New York-based Shen Yun Symphony Orchestra, which blends the spirit of Chinese music with the power of a Western orchestra, will launch its first Asian tour this year, delivering 18 performances in Japan and Taiwan, from Sept. 15 to Oct. 3. Tickets went on sales on July 1. This is exciting news for Shen Yun fans who have been waiting for years for such a tour.
New Tang Dynasty (NTD) Television Hong Kong Branch has also issued an invitation to the Shen Yun Symphony Orchestra to perform in Hong Kong, this October.
Ancient Chinese instruments like the two-stringed erhu and the plucked pipa, and a range of Chinese percussion instruments combine with those of a full Western orchestra – strings, woodwinds, and brass – creating a refreshing, new sound. This year will be the orchestra’s first tour to Asia.
NTD Television Hong Kong Branch Manager Zhu Changmin said, after the Shen Yun Symphony Orchestra tickets went on sale on July 1, in Taiwan, the demand for tickets has been increasingly high. More than half of the tickets for performances in East Taiwan were ordered (in pre-sale), even before going on sale.
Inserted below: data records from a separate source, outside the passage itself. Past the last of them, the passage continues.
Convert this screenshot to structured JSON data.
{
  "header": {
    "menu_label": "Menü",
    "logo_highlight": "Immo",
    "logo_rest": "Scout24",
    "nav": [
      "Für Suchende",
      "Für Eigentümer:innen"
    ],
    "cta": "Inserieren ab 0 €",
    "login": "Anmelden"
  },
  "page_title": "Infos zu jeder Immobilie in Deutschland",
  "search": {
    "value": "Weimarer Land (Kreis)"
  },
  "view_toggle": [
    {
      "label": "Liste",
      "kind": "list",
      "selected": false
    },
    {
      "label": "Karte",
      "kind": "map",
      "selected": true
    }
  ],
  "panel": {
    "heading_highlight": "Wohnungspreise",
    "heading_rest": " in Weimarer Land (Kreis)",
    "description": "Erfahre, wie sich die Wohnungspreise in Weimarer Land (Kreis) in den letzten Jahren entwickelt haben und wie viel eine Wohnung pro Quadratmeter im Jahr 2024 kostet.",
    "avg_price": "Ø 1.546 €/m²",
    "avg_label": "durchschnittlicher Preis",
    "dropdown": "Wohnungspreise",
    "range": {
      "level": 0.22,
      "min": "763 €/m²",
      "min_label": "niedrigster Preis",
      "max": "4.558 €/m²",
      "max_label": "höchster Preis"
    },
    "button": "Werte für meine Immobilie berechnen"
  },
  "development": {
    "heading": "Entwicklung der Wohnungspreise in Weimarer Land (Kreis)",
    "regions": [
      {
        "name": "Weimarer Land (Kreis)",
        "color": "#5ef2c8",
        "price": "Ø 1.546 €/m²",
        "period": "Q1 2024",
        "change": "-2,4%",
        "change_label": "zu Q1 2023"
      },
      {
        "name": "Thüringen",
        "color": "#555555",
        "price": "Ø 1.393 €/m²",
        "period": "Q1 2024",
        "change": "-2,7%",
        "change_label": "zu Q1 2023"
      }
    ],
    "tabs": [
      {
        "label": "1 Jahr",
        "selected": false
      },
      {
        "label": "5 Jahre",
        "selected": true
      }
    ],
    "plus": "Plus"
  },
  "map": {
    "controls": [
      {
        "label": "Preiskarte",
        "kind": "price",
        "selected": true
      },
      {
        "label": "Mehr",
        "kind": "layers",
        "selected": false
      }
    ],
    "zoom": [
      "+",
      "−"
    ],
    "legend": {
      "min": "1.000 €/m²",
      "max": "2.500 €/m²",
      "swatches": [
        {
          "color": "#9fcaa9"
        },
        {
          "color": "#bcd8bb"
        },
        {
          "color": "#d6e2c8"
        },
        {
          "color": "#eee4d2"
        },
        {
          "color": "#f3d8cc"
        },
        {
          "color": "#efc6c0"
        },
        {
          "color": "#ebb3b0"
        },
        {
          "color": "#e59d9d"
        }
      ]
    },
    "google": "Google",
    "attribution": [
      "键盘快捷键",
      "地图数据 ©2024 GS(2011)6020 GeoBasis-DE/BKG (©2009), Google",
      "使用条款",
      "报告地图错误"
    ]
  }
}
Zhu believes that this will definitely be a great event for Hong Kong people. “We all know that Hong Kong is a special place where Chinese and Western cultures converge. The Shen Yun Orchestra features in accentuating the beauty of ancient Chinese instruments amidst the grandeur of a Western symphony orchestra.”
As for the venue, Zhu Changmin said, because the Shen Yun Symphony Orchestra, consisting of nearly 100 performers, the venue needs to meet some requirements. He eagerly said: “We are actively looking for a suitable venue.”
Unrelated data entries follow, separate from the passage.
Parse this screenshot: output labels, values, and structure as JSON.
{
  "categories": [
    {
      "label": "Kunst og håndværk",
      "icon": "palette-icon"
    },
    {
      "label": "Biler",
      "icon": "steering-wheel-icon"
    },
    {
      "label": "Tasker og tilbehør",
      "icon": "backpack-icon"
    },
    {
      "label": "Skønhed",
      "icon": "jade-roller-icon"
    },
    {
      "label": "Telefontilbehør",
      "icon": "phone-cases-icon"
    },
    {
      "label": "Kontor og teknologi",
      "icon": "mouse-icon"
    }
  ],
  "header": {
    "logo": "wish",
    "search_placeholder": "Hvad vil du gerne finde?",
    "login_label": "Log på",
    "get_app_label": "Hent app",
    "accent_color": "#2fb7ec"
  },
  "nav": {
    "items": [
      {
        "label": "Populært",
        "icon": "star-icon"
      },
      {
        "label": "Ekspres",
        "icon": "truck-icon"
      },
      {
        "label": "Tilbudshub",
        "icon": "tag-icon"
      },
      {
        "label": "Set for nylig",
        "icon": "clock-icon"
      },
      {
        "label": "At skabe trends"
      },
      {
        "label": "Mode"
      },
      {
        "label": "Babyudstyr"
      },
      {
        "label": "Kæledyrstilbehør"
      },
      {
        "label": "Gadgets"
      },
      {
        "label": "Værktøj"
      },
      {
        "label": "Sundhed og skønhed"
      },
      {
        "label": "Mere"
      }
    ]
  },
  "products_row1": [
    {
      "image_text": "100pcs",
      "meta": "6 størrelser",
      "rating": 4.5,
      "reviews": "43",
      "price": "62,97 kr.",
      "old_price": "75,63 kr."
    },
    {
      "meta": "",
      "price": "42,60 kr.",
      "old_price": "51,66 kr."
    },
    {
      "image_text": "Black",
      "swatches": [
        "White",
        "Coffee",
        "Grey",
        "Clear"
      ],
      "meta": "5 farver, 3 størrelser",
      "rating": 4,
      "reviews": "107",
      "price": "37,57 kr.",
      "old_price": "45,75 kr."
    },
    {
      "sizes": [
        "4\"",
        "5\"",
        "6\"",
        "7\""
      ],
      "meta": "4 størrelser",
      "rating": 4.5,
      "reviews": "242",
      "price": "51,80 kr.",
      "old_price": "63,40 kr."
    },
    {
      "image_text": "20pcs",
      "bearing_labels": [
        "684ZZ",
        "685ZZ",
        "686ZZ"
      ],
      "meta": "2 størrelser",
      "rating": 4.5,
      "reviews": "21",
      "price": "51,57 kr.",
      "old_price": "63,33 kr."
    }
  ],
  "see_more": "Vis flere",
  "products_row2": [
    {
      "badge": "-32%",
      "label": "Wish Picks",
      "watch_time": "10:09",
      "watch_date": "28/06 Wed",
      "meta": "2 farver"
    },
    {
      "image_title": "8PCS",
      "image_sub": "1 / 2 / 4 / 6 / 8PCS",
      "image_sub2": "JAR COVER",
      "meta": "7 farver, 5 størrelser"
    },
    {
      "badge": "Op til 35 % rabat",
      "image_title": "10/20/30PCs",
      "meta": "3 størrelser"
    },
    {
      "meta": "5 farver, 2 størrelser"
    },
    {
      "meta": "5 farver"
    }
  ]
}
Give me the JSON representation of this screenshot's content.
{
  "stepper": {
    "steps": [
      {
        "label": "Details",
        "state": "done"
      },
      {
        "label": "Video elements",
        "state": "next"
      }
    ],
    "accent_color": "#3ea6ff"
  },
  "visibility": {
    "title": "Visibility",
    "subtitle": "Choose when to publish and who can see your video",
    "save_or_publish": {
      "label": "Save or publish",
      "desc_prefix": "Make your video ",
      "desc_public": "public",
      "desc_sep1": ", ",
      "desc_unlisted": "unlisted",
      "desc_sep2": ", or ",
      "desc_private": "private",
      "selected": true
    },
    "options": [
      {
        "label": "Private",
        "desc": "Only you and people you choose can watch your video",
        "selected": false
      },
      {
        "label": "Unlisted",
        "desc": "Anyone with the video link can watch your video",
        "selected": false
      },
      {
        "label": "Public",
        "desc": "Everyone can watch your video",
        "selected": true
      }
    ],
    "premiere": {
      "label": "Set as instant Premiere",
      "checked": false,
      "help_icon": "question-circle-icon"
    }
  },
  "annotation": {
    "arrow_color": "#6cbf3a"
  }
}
Shen Yun Symphony Orchestra has performed at world-renowned theatres including the New York Carnegie Hall, the San Francisco War Memorial Opera House, the Los Angeles Dolby Theatre, the London Royal Festival Hall and the Vienna City Theatre. The orchestra mostly performs Shen Yun original compositions, as well as a few classical masterpieces by famous composers such as Beethoven, Tchaikovsky, Rimsky-Korsakov and others. Many famous musicians have been deeply impressed by the show.
Toronto Symphony Orchestra conductor Kerry Stratton said the conductor, Milen Nachev, faces the challenge of balancing the two types of instruments while avoiding having the Western instruments drown out the Chinese instruments. “They (Chinese traditional instruments) are very subtle instruments so you cannot overwhelm them. But they’ve solved this balance problem very well. To combine that sound—that very ancient sound with the more modern, let’s say, Western orchestral sound—is a challenge that they’ve met, they’ve met very well,” he said.
The world-renowned Chinese violinist Cho-Liang Lin, after hearing the orchestra in Dallas, praised the pioneer combination of both the techniques of Western classical music and the oriental cultural characteristics and charm. He said: “Whether in China, Taiwan or elsewhere in the West, I have never seen an orchestra with such a perfect combination of Eastern and Western musical instruments. This form is the direction of art development.”
Translated by Thomas Leung